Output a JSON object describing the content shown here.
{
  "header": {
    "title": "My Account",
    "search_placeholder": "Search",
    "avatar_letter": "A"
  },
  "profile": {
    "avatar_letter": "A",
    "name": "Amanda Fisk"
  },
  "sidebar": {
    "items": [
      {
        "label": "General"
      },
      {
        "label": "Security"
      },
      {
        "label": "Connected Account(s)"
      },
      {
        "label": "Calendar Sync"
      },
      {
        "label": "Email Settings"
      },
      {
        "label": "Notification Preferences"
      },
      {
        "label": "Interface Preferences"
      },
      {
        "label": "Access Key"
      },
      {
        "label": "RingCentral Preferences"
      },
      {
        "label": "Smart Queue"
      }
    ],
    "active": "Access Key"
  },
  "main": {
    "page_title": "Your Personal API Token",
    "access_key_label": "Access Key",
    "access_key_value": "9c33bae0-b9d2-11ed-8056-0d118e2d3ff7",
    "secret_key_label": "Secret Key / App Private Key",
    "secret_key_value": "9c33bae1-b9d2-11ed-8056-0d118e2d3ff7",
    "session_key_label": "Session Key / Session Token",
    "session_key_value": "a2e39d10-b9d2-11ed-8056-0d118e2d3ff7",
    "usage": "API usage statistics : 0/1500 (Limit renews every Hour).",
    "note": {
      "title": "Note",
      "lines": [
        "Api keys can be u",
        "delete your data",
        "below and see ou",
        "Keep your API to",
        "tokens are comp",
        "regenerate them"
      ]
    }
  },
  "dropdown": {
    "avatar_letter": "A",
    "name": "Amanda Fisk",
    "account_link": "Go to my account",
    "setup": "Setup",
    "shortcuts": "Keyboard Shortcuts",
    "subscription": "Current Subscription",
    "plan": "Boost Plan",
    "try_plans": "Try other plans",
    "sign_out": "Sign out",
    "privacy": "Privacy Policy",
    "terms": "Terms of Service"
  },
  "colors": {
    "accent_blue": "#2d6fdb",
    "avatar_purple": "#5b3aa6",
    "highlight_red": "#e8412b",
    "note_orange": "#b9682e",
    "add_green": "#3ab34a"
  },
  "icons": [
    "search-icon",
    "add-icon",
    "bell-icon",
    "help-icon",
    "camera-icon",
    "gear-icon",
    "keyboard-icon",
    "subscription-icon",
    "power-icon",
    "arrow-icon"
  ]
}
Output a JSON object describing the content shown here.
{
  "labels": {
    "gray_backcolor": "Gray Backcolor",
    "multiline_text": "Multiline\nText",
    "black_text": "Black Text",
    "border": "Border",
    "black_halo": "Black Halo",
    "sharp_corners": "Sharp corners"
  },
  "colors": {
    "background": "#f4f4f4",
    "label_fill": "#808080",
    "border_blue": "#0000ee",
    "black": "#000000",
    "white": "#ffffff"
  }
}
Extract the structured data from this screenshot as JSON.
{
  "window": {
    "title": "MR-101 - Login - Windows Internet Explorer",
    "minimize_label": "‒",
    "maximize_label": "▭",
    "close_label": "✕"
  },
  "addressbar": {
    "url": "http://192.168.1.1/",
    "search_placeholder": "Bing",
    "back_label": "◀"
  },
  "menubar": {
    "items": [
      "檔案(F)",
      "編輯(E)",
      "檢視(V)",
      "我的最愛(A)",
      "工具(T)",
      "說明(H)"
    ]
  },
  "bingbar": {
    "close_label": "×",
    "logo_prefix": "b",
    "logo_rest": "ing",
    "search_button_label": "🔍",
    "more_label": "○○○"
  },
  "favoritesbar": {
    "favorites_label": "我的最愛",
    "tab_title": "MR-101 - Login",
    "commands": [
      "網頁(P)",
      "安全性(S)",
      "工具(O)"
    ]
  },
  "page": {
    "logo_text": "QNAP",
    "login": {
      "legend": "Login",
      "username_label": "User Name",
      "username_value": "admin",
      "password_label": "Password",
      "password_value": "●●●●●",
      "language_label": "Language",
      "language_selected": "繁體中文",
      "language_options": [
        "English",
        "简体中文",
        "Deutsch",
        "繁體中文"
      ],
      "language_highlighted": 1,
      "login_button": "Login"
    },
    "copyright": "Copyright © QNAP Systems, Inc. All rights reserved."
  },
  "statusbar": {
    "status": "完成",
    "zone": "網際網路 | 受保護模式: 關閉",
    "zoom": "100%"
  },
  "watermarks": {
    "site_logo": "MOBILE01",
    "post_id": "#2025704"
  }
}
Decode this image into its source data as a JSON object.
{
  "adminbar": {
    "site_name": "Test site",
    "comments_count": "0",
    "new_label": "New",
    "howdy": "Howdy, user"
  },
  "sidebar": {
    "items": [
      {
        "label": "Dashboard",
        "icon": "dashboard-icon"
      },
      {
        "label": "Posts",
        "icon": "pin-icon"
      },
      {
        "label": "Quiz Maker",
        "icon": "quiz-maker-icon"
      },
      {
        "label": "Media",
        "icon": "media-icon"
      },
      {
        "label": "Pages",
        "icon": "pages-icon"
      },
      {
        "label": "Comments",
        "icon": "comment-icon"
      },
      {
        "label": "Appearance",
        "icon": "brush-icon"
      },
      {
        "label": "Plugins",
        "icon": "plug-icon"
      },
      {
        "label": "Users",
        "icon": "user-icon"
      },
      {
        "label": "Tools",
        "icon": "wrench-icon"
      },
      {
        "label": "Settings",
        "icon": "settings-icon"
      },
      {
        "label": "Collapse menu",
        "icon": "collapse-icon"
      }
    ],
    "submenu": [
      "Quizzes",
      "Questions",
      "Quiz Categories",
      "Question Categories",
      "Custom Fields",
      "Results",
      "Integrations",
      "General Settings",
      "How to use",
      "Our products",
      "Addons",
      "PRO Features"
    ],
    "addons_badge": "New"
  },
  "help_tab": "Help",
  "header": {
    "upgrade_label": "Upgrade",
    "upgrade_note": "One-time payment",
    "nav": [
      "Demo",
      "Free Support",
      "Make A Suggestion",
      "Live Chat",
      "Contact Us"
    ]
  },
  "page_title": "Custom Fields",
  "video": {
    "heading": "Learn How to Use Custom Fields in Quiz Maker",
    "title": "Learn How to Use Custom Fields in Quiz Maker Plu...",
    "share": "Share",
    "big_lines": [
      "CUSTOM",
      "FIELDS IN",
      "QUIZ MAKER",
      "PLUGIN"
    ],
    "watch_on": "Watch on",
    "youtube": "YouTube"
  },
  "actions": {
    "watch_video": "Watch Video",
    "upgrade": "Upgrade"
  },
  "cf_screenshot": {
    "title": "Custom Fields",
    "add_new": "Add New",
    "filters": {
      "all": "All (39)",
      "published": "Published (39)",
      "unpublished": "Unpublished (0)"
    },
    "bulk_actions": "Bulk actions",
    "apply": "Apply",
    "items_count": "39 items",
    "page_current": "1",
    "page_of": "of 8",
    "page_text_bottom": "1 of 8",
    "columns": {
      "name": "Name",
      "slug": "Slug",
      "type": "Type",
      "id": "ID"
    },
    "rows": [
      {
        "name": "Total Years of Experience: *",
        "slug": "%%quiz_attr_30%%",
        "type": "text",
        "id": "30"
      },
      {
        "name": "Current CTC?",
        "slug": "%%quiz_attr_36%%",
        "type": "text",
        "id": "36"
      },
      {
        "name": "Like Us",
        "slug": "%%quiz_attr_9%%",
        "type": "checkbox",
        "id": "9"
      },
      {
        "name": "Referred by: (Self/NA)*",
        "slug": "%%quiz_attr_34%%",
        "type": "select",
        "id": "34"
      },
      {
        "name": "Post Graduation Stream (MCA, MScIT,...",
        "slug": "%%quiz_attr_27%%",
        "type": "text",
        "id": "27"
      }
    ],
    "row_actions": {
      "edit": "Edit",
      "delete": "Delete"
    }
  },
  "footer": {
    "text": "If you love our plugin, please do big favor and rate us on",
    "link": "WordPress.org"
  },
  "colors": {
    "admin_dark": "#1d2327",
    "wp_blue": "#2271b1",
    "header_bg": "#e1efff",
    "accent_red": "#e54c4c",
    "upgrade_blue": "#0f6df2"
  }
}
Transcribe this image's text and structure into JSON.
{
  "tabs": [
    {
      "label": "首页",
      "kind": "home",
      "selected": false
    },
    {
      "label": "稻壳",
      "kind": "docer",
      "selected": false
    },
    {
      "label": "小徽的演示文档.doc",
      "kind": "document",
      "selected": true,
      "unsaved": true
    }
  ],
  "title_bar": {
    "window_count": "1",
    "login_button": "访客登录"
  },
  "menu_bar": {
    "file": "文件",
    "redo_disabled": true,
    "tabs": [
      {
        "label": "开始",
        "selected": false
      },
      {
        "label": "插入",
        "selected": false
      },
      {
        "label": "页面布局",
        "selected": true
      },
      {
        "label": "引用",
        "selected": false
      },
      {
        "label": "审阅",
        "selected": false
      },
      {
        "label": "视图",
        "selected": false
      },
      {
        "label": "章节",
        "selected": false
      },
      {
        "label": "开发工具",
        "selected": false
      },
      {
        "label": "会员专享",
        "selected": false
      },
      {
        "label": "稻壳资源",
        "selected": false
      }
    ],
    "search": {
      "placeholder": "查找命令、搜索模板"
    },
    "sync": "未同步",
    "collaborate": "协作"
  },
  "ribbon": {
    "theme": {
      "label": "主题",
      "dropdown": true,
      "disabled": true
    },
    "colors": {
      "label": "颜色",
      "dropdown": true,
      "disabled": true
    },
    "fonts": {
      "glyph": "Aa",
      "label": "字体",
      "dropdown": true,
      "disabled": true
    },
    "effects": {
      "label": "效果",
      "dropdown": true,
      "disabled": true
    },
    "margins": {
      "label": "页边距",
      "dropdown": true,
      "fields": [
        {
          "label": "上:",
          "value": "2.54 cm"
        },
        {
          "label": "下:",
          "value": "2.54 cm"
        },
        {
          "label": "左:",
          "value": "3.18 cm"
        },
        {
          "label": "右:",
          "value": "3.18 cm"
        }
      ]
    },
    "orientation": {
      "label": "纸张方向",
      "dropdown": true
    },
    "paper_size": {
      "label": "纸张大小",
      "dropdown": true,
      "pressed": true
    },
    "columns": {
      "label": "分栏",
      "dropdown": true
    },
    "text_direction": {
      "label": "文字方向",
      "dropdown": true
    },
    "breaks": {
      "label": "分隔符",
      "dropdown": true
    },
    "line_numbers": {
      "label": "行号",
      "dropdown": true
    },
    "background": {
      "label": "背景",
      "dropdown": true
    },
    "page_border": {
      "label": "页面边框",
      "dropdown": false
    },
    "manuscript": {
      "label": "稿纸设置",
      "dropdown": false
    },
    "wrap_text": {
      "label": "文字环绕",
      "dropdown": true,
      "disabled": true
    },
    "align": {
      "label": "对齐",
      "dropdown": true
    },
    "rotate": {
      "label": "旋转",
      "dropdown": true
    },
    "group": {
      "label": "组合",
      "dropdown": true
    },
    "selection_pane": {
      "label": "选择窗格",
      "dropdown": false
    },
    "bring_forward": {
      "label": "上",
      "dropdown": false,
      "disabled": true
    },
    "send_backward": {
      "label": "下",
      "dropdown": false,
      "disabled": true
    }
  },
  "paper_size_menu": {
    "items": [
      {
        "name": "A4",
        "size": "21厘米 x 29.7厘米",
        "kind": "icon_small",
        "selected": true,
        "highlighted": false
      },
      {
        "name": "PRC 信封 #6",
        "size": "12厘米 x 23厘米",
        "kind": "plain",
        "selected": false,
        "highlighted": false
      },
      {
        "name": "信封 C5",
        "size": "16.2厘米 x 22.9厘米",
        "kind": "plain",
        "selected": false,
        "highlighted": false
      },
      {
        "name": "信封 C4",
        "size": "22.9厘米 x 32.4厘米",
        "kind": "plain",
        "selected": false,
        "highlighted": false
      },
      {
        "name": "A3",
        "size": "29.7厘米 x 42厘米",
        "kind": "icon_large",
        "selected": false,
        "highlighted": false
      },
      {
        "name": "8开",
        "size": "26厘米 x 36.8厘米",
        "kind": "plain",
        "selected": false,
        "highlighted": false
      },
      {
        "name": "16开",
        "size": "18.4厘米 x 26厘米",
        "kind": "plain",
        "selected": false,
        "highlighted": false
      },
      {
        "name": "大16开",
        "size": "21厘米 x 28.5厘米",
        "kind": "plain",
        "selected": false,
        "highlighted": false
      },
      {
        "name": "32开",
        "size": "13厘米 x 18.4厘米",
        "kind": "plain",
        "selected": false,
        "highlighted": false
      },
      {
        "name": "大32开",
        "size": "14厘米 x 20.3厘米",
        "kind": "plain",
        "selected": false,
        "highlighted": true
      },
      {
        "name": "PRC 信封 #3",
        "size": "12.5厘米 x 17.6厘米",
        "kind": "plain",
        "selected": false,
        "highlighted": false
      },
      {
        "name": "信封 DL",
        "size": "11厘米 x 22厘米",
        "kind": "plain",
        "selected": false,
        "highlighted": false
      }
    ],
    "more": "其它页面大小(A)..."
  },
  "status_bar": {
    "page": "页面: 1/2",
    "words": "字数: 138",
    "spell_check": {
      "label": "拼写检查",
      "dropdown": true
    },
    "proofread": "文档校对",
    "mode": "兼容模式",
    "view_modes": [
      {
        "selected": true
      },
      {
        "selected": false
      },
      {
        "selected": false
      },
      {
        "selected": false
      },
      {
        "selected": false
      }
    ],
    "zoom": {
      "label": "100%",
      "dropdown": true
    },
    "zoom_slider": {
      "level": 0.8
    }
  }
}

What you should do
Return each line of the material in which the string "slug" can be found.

Solution for this problem
      "slug": "Slug",
        "slug": "%%quiz_attr_30%%",
        "slug": "%%quiz_attr_36%%",
        "slug": "%%quiz_attr_9%%",
        "slug": "%%quiz_attr_34%%",
        "slug": "%%quiz_attr_27%%",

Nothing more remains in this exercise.